With the total number of new COVID-19 cases in the US rising over 1 million per day, the banks of the country are going remote again. Citing the rapidness of the Omicron contamination, four big players in the banking and financial sector of the country have asked their employees to get back to remote work again.
The banks that changed their plans were Citigroup, JP Morgan, Goldman Sachs and Jefferies.
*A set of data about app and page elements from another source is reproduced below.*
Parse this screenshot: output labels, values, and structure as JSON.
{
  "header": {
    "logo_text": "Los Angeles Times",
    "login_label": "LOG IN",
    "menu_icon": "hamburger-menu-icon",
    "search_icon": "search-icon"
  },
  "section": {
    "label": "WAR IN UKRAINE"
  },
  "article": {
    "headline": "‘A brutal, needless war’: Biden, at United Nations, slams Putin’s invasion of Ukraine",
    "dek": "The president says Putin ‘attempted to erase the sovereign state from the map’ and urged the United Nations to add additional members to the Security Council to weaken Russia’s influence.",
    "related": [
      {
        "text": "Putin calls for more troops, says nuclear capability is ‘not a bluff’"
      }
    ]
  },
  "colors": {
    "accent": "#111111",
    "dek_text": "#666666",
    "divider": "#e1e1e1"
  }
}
However, the banks have stated that their stance about working from the office remains firm in the long run and this move is simply to support employee safety protocols amid the rapid spread of the Omicron variant.
A memo issued to JP Morgan’s employees states that WFH is just a temporary measure and that all employees are expected to return to the office by February 1. While the notice issued by Citigroup reads, "We will continue to monitor the data and provide an update in January on when we expect to be back in the office in a similar manner as we have been.”
Following the announcements by these two banks, Goldman Sachs also asked its employees to pack up their desks again and work remotely. Goldman Sachs CEO David Solomon has spoken out strongly in favour of on-site work, and last year called remote work an “aberration”. Nevertheless, the bank sent the following notice to employees: “Across the U.S, we are seeing a rapid rise in COVID-19 cases related to the Omicron variant. With the increase in holiday travel and gatherings, we are allowing for more flexibility during the first two weeks of January...We expect everyone to return to their in-office schedule."
The banking industry has some justification for clinging to the workplace. Banks are an essential service and some employees are required at their physical facilities, albeit with all the COVID-19 safety protocols in place. Thus, not all bank personnel will return home. For Goldman Sachs, about 43,000 employees will remain on-site, and the banking giant will require employees around the globe to get their vaccination and booster shots. Bi-weekly testing will also be made mandatory along with masks.
On the other hand, Jefferies Financial Group is considering calling employees back to the office by mid-January. In the memo issued to employees, CEO Rich Handler and President Brian Friedman wrote, “At this point, we are tentatively shooting for January 17 as the day when we might resume working from the office... All of our decisions will be based on what we see, learn and anticipate to the best of our abilities.” The company also announced that abiding by the announcement by President Biden, employees who are eligible for the COVID booster should get inoculated by January 31 to access offices.
Other than banks, some other US-based global players including Apple, Lyft, and CNN have pushed down their work from office schedules, citing the current pandemic scenario. According to a survey conducted by Gartner, 44% of US companies have altered their previously announced timelines for reopening of the offices, while 30% of the respondents said that they are shutting down offices. In fact, 20% of the companies are planning proportionate attendance for onsite work.